INPUT FOR THIS TASK »
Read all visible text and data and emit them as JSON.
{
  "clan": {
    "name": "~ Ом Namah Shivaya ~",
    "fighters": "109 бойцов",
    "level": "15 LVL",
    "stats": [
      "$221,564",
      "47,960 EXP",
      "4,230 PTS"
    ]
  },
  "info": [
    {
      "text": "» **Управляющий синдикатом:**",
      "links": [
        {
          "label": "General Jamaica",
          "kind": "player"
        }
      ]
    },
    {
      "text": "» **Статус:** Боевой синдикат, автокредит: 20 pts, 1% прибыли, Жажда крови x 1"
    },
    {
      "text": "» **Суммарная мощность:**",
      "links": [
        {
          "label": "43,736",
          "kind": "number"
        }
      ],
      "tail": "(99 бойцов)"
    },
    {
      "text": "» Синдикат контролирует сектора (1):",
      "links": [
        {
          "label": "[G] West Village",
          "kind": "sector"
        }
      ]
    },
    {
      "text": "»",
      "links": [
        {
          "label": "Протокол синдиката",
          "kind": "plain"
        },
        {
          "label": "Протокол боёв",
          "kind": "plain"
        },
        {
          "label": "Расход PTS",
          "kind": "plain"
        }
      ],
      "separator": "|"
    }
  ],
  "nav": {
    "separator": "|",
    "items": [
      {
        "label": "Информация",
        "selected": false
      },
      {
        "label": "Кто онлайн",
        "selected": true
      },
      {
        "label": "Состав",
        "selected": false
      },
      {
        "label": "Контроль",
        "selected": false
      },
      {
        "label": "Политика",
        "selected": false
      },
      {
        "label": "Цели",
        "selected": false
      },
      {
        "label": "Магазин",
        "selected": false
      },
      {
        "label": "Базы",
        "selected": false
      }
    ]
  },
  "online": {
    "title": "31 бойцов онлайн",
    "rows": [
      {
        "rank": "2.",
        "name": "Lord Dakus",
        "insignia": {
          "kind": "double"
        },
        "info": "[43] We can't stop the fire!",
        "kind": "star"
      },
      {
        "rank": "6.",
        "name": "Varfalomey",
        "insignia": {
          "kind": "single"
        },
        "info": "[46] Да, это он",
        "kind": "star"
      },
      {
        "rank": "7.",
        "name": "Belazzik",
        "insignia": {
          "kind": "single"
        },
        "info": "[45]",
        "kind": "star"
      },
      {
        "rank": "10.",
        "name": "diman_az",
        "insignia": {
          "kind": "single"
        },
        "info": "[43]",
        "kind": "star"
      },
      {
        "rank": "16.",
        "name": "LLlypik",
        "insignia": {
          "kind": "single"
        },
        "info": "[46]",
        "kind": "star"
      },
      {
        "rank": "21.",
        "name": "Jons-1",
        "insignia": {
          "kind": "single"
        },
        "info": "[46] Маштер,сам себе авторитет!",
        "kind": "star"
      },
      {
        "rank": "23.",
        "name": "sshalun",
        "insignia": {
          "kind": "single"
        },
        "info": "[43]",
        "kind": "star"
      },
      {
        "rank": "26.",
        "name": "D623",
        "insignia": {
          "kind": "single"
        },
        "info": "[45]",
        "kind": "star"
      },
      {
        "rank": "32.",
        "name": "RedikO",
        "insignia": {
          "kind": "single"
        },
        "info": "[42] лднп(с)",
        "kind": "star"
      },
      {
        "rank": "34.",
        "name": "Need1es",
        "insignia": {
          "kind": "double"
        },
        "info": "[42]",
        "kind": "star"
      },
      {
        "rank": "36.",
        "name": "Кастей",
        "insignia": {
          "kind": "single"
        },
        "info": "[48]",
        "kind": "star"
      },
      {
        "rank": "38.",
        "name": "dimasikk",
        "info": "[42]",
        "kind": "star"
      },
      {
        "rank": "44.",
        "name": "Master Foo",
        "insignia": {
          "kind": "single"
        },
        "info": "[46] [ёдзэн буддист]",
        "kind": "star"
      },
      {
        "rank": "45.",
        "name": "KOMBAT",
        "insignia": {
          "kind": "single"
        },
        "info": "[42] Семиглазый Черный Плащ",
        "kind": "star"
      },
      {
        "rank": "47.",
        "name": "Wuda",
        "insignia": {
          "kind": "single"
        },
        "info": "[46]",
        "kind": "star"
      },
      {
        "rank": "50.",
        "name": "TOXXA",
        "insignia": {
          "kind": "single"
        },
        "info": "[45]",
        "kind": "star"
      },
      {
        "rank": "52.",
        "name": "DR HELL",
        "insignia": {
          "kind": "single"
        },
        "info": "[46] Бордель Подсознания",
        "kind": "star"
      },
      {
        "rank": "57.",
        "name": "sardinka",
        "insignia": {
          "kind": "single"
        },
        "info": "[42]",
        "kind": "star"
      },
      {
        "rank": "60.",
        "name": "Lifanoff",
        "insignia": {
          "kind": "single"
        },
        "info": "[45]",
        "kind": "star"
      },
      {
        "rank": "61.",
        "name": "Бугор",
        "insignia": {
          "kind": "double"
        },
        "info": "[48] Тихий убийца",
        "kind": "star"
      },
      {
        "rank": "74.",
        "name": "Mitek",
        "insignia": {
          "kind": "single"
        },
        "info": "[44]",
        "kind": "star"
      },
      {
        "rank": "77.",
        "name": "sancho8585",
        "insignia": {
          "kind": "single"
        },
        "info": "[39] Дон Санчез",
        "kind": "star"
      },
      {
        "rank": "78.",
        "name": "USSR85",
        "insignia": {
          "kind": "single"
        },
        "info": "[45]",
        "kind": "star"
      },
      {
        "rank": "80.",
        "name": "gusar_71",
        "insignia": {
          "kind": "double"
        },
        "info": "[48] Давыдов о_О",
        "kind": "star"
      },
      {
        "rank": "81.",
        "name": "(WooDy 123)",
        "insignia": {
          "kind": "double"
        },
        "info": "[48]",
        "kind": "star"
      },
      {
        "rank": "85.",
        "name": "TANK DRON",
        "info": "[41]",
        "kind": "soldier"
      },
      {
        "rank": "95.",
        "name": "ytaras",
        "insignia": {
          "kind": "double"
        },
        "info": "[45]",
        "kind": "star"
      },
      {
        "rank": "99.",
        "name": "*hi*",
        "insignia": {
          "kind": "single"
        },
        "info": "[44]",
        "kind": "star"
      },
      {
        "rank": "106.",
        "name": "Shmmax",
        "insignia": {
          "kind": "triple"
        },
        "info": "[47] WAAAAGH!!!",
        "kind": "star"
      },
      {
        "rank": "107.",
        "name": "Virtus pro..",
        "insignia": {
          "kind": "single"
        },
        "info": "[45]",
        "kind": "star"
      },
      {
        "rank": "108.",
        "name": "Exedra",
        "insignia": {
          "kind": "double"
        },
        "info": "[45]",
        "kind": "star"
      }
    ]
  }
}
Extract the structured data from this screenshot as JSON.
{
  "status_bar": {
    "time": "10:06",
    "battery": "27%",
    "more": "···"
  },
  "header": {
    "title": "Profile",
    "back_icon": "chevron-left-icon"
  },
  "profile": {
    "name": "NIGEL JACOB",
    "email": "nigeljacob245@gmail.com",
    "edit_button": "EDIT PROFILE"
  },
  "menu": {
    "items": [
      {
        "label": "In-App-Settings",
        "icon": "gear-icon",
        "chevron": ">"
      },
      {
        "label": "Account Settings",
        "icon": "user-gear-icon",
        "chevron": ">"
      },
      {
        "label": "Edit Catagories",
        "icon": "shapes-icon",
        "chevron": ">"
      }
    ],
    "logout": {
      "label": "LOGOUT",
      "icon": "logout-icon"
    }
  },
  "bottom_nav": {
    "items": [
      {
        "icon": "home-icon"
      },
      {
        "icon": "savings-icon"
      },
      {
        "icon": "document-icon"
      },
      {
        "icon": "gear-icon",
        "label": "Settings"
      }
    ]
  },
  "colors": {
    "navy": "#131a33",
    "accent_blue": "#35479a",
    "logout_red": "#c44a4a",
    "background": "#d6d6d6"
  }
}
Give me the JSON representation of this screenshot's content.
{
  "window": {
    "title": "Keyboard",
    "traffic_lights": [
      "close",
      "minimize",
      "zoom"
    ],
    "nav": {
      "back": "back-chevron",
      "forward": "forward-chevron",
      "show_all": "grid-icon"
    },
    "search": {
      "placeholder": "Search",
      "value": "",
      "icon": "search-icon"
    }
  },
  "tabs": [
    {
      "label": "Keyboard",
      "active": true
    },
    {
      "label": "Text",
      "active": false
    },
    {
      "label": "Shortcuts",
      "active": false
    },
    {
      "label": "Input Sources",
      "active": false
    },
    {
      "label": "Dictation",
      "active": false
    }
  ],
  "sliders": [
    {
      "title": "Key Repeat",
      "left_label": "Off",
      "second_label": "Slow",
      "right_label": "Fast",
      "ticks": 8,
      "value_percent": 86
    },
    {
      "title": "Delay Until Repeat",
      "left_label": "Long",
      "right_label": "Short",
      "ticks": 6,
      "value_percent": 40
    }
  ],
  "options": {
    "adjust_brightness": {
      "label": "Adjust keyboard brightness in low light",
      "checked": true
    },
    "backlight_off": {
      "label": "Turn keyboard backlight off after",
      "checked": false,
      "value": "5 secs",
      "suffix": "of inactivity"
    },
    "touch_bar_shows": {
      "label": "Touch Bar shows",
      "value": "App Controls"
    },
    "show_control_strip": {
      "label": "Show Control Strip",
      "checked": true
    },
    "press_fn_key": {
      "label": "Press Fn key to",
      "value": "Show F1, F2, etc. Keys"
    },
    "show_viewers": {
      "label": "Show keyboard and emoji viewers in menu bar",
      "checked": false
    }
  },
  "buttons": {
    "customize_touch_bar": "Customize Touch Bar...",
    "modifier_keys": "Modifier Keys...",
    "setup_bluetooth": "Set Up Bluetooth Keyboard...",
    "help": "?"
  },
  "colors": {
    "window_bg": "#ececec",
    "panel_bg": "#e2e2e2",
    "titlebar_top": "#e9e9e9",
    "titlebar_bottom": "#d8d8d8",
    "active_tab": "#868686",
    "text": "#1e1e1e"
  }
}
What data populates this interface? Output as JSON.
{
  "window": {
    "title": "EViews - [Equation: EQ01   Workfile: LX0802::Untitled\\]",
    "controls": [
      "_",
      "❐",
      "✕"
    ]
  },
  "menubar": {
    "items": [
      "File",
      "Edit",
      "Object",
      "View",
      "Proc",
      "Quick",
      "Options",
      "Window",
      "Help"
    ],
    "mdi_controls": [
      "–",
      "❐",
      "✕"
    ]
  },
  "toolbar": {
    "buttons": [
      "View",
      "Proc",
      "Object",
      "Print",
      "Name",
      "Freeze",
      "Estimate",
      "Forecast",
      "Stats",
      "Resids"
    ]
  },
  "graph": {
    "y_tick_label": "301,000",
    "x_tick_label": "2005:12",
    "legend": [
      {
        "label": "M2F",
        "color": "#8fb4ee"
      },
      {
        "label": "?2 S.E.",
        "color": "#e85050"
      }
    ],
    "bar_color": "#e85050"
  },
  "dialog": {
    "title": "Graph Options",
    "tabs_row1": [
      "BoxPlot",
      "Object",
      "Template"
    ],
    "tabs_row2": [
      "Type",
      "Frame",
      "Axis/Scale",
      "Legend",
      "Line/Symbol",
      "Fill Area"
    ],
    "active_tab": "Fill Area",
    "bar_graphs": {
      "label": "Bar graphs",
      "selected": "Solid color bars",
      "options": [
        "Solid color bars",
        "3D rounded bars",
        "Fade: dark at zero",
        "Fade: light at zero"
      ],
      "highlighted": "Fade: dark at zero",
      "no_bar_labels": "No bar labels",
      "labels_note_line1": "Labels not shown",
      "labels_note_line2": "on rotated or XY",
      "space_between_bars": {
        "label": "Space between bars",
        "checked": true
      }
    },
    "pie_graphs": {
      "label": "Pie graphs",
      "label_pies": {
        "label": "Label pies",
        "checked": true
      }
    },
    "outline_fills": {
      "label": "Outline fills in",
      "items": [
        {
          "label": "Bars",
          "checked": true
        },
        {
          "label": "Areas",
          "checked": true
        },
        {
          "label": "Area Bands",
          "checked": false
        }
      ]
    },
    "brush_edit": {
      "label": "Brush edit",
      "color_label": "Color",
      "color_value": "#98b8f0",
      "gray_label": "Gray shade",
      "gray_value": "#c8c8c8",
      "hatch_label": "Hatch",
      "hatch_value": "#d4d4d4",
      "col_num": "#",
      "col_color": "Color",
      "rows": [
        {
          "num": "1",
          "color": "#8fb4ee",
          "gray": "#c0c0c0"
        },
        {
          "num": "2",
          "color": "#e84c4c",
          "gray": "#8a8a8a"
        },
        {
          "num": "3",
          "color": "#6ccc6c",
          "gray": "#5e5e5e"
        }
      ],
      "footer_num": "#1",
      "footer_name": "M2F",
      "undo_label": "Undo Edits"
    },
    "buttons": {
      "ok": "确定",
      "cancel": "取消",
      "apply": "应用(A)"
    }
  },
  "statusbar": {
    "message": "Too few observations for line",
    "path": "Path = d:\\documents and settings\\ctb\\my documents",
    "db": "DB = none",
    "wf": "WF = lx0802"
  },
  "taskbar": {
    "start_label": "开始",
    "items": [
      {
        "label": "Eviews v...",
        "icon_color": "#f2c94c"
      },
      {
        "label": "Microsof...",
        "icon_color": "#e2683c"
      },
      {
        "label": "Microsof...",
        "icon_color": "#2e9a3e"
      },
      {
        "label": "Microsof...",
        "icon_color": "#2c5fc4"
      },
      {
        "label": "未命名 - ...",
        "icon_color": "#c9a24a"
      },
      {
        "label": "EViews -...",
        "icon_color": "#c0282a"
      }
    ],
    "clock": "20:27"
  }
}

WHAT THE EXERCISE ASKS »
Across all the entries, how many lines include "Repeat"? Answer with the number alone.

WRITTEN RESPONSE »
2